Its lead researcher, Makoto Tsubokura, said that opening windows on commuter trains could increase the ventilation by two to three times, lowering the concentration of ambient microbes.
But to achieve adequate ventilation, there needed to be spaces between passengers, the simulations showed, representing a drastic change from Japan’s notoriously packed commuter trains.
Other findings advised the installation of partitions in offices and classrooms, while in hospitals, beds should be surrounded by curtains that touch the ceiling.
As Japan tamed the pandemic, with more than 19,000 confirmed cases and 977 deaths so far, Economy Minister Yasutoshi Nishimura credited its success to the 3Cs and its cluster-tracing strategy.
“In Japan, the committee for COVID-19 countermeasures insisted on the 3Cs at an early stage,” said Tanabe, a professor at Waseda University in Tokyo, referring to Japan’s public campaign to avoid “closed spaces, crowded places and close-contact settings”. “This is ahead of the world.”
Even if the coronavirus is airborne, questions remain about how many infections occur through that route. How concentrated the virus is in the air may also decide contagion risks, said Kyoto University professor Yuki Furuse.
The WHO has previously said the virus that causes the COVID-19 respiratory disease spreads primarily through small droplets expelled from the nose and mouth of an infected person that quickly sink to the ground.
Because those smaller exhaled particles can linger in the air, the scientists in the group had been urging WHO to update its guidance.
“We wanted them to acknowledge the evidence,” said Jose Jimenez, a chemist at the University of Colorado who signed the pen letter.
“This is definitely not an attack on the WHO. It’s a scientific debate, but we felt we needed to go public because they were refusing to hear the evidence after many conversations with them,” he said in an interview.
Speaking at a daily briefing in Geneva, Benedetta Allegranzi, WHO’s technical lead for infection prevention and control, said there was evidence emerging of airborne transmission of the coronavirus, but that it was not definitive.
“… The possibility of airborne transmission in public settings — especially in very specific conditions, crowded, closed, poorly ventilated settings that have been described, cannot be ruled out,” she said.
“However, the evidence needs to be gathered and interpreted, and we continue to support this.”
Jimenez said historically, there has been a fierce opposition in the medical profession to the notion of aerosol transmission, and the bar for proof has been set very high. A key concern has been a fear of panic.
The admission comes as US President Donald Trump’s administration sent a letter to the United Nations withdrawing the US from the WHO over its handling of the pandemic.

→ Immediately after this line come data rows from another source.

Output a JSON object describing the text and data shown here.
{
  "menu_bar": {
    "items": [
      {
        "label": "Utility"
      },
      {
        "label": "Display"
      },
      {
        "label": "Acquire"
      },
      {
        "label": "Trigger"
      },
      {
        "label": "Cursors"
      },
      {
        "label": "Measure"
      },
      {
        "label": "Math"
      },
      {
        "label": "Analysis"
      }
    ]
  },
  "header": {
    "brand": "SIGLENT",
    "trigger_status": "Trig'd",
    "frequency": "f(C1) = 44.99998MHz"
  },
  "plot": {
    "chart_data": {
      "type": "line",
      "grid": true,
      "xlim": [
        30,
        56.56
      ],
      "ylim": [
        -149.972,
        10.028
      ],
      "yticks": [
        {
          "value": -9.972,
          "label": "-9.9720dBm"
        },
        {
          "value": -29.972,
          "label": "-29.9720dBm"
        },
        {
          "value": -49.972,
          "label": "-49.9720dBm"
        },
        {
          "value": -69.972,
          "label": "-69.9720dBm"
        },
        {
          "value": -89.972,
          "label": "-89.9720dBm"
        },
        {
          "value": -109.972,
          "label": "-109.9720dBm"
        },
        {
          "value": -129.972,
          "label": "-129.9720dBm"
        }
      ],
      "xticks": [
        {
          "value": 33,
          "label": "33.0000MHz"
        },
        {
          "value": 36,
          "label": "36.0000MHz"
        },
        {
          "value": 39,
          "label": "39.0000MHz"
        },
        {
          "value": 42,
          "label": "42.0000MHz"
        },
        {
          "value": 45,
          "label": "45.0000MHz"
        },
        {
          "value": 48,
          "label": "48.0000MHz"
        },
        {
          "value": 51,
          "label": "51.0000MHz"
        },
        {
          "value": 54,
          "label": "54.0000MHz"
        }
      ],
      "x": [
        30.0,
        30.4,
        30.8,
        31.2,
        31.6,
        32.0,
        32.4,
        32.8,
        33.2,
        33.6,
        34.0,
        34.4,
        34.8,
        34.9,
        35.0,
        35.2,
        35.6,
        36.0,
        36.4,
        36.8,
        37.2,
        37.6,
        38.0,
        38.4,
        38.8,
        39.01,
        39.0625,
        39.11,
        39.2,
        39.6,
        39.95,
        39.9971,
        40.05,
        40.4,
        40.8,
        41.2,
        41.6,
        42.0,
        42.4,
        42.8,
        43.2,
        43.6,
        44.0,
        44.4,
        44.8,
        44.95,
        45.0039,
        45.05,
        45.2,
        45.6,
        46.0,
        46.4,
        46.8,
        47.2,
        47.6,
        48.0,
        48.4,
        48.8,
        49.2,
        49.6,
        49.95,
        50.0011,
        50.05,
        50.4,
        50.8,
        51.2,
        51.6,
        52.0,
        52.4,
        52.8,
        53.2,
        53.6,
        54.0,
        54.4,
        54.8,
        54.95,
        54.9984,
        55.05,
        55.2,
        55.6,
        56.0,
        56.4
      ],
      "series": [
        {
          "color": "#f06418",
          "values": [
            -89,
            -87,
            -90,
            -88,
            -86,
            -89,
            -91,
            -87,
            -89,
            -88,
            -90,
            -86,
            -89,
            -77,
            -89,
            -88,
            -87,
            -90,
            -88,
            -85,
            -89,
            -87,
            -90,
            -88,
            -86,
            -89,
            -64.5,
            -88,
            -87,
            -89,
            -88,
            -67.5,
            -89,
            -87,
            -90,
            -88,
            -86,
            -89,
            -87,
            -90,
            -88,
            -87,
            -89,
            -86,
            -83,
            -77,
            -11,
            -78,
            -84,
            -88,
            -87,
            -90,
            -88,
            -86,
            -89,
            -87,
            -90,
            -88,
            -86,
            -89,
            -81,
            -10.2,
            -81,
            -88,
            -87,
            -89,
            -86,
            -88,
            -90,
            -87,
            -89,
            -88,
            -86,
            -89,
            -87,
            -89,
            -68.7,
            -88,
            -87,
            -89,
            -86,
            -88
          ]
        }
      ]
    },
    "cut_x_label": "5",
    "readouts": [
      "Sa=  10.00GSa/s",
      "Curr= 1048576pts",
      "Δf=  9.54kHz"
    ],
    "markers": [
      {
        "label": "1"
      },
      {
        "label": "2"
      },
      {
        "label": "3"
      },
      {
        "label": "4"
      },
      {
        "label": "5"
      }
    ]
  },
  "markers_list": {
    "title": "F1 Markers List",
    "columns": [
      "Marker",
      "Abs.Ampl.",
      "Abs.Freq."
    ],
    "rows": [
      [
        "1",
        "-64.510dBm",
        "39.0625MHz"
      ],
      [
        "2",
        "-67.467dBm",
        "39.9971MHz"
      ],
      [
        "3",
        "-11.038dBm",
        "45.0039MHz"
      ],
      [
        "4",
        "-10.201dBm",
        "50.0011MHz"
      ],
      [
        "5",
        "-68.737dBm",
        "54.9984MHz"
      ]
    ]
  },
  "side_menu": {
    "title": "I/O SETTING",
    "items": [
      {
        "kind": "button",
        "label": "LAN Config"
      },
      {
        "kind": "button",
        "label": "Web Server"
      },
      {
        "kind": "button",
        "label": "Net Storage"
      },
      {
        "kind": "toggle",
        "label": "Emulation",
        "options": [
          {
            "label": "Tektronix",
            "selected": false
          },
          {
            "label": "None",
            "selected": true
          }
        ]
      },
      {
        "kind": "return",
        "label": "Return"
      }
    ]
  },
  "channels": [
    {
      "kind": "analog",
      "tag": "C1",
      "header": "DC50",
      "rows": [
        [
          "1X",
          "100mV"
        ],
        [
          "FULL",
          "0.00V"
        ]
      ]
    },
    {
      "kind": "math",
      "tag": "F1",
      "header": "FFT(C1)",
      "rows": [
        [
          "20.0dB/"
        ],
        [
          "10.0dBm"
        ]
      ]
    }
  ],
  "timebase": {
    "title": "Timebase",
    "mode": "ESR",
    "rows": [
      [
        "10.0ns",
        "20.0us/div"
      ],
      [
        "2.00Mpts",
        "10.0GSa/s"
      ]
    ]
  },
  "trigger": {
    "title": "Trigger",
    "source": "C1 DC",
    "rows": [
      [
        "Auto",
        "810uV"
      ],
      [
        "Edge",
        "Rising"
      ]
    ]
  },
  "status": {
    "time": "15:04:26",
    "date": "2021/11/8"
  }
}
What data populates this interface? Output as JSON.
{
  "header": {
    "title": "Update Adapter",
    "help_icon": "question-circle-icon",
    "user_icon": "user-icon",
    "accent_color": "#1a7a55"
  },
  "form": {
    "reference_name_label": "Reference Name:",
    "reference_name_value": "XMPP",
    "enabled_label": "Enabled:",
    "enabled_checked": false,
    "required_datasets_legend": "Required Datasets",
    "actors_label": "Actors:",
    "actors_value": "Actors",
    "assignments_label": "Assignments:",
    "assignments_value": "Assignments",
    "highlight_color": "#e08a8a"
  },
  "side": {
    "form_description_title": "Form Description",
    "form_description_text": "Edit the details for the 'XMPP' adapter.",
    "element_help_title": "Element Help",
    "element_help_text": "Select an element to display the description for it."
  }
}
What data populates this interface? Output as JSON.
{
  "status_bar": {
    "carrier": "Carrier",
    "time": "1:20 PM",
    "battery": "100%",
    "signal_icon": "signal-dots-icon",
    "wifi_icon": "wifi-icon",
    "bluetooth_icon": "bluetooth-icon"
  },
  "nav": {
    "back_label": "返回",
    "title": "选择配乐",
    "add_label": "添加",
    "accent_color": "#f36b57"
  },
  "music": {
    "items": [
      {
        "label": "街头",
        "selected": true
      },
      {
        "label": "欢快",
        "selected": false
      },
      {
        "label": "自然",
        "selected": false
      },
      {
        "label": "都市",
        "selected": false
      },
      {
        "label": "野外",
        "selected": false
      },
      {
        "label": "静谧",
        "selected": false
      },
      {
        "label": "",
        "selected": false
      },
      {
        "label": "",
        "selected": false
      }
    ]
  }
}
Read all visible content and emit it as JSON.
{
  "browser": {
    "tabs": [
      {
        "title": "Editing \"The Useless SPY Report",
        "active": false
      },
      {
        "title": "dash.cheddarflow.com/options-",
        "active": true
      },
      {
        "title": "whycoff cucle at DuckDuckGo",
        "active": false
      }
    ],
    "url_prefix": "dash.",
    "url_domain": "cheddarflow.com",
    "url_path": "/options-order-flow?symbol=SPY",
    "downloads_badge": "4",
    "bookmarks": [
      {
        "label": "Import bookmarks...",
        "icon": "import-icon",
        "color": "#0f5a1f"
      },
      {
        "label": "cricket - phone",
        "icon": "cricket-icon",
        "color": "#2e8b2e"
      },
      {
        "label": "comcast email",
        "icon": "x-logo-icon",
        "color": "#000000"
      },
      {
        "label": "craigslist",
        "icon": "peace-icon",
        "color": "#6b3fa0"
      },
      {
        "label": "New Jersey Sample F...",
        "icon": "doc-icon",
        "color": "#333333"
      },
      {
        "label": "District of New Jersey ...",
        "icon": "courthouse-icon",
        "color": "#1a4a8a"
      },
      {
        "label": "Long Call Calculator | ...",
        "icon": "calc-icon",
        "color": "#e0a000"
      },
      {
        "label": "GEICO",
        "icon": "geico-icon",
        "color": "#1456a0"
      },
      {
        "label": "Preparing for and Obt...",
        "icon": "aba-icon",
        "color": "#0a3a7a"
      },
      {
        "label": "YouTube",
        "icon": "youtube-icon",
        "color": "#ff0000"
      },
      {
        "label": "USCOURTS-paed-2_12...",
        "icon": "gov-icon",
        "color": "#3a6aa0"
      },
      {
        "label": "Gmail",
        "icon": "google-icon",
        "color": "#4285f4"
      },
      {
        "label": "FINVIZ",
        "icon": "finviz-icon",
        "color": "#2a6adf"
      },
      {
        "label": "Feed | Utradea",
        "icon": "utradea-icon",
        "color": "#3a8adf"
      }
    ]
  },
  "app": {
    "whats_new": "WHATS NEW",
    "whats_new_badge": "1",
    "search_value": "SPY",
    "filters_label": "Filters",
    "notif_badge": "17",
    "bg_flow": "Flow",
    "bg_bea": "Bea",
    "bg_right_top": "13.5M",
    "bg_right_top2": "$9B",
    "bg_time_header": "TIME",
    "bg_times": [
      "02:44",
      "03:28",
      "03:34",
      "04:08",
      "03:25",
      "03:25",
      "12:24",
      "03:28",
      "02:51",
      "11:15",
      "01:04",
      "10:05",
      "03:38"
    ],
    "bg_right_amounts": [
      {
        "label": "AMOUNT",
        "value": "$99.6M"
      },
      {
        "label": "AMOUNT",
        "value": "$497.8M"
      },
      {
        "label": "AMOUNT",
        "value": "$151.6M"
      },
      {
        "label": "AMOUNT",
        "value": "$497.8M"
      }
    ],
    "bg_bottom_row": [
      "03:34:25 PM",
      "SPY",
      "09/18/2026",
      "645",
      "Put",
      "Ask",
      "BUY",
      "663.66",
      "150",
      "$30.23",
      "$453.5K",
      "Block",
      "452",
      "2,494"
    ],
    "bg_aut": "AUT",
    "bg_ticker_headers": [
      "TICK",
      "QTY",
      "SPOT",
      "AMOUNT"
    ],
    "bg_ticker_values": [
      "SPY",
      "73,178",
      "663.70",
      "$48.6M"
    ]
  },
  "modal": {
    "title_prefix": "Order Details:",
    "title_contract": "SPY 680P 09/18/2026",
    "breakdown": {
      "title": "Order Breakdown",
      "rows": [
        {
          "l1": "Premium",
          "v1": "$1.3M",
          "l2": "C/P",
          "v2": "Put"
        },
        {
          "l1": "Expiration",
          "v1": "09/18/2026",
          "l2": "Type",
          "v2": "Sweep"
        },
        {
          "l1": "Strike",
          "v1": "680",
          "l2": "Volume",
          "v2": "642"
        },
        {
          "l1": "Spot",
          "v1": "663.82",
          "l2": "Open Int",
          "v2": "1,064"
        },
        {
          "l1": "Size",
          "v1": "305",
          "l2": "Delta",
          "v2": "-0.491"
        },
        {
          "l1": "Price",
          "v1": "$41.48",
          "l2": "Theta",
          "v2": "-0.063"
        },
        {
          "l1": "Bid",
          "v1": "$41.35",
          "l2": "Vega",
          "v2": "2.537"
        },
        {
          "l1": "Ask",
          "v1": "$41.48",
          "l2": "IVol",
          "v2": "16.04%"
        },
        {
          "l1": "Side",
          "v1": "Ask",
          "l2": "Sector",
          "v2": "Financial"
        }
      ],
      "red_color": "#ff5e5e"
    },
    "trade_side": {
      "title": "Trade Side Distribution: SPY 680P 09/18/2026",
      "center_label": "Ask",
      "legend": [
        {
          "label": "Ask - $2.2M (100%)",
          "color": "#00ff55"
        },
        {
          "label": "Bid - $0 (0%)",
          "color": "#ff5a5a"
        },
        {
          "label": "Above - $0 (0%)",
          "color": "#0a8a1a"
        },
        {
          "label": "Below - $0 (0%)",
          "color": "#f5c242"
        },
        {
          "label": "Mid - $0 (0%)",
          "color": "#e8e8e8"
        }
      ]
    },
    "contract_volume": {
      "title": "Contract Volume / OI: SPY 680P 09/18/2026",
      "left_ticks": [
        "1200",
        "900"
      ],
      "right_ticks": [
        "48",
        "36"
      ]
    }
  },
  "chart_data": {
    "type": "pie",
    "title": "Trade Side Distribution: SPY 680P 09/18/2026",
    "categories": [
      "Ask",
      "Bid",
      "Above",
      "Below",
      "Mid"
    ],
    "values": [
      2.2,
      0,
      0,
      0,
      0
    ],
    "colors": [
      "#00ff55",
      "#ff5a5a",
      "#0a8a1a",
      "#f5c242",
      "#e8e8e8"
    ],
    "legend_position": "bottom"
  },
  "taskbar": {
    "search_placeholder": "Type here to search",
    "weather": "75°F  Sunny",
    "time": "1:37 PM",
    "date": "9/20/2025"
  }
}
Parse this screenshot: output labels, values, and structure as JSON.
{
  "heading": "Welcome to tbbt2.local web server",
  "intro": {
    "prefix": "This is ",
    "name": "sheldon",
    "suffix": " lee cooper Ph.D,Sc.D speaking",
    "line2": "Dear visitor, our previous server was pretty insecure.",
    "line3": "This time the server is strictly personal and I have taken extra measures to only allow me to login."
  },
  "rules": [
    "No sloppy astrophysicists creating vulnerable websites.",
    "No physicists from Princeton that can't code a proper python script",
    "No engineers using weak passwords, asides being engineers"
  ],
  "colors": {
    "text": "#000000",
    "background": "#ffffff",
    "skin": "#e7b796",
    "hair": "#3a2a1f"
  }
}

The notice of withdrawal was delivered to UN Secretary-General Antonio Guterres, a senior administration official said. Under the terms of a joint resolution passed by Congress in 1948, the US must give a year’s notice in writing and pay its debts to the agency in order to leave.
It is not clear whether the President can pull the US out of the organisation and withdraw funding without Congress approval. When Trump first threatened to withdraw, Democratic lawmakers argued that doing so would be illegal and vowed to push back.
“To call Trump’s response to COVID chaotic & incoherent doesn’t do it justice. This won’t protect American lives or interests – it leaves Americans sick & America alone,” Democratic Senator Robert Menendez tweeted.
Reuters, The Washington Post